and Adobe Connect, the meeting-space technology for the course.
Participants will learn how to connect, listen, speak, write, share,
demonstrate, and generally build an online community. The Orientation to
Online Learning session will also prepare them to work through problems
on a virtual whiteboard, share aloud in an electronic break-out room,
respond to a speaker, upload a file to share, and make a post in a
discussion forum. This orientation is designed to welcome participants
at all levels of comfort with technology.
Who Should Attend
- Math specialists and coaches
- Math supervisors
- Lead teachers
- Curriculum coordinators
Course requirements will include participation in regularly scheduled
online class sessions, weekly postings to an online forum, outside
reading in the text and selected articles, adapting and teaching a task
to your own class of students, and then sharing your experiences with
members of the course community. View or download the course syllabus (PDF) for more information.
University of Washington
Analyzing Student Work to Improve Instruction
Student work can serve as a valuable resource in collaborative professional learning. Professional learning groups have developed routines for analyzing student work. Explore how analyzing student work can improve both your teaching and your students’ learning.
University of Michigan
Using Representations to Support Students’ Development of Number Sense
The Standards for Mathematical Practice from the Common Core State Standards call for students to use appropriate tools strategically, attend to precision, and look for and make use of structure.
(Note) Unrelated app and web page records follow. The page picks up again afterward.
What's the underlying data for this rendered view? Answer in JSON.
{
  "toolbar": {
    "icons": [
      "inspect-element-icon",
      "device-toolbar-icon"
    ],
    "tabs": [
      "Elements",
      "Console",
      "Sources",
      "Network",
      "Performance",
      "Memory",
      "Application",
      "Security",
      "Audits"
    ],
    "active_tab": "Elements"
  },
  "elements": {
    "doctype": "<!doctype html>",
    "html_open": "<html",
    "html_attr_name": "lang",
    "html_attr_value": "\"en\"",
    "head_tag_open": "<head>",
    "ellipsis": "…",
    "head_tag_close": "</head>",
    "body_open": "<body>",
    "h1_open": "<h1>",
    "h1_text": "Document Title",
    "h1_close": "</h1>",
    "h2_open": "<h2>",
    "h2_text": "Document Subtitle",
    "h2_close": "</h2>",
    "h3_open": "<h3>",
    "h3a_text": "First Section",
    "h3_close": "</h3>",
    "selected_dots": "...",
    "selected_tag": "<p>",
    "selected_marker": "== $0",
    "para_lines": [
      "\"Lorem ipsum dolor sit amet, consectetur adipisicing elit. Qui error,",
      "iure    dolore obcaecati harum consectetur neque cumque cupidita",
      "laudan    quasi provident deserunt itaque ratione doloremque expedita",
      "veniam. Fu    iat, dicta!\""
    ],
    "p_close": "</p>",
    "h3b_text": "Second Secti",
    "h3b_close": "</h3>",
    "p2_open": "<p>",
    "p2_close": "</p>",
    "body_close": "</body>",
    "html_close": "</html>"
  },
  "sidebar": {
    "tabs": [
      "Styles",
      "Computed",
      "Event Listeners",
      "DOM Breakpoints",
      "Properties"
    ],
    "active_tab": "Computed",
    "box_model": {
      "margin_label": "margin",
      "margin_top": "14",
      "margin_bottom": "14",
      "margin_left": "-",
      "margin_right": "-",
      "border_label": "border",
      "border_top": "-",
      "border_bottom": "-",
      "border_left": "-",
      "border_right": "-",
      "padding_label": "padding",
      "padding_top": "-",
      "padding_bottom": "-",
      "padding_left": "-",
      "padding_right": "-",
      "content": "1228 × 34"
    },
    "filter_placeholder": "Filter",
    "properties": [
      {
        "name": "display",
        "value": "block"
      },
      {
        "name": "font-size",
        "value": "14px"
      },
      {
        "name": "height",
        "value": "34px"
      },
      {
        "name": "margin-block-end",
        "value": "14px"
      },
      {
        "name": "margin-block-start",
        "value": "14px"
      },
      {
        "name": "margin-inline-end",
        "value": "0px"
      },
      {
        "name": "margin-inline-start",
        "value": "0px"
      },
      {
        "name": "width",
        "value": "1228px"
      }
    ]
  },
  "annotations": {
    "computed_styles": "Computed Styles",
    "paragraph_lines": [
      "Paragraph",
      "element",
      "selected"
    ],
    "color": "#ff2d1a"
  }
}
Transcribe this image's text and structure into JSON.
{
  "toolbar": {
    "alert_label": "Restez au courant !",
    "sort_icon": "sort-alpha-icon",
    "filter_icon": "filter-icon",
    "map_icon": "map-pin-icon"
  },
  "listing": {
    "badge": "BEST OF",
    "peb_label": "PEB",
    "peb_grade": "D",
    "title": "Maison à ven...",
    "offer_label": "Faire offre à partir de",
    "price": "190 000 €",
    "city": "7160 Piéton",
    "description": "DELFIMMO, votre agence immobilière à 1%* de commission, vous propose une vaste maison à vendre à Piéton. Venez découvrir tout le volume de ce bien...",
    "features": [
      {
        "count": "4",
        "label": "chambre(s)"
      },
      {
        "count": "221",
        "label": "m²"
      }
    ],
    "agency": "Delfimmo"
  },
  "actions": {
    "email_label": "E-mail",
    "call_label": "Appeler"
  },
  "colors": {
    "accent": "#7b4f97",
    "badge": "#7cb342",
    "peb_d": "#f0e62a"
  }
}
For students in grades pre-K to grade 5, this can be accomplished through the use of mathematical representations such as ten-frames, T-charts, hundred charts, arrays and area models, and number lines. Strategic use of these mathematical tools can be powerful supports for helping students develop their understanding of the properties of operations, the relationship between operations, and the underlying structure of our base-ten number system.
University of Alabama, Birmingham
Number Talks: Building Computational Fluency
Number talks are a crucial classroom routine designed to build computational fluency. Explore how number talks give students opportunities to develop and use the mathematical practices from the Common Core State Standards. Participate in a number talk and view videos of number talks from grades K–5 classrooms
University of Louisville
Diagnostic Interviews: Assessing the Understanding of Students Who Struggle
Develop your understanding and use of diagnostic interviews to assess mathematics learning for at-risk students. Analyze examples of diagnostic interviews as well as corresponding student responses, taken from the response to intervention model. Interviews and interview strategies are linked to the Common Core State Standards and are appropriate for all struggling learners.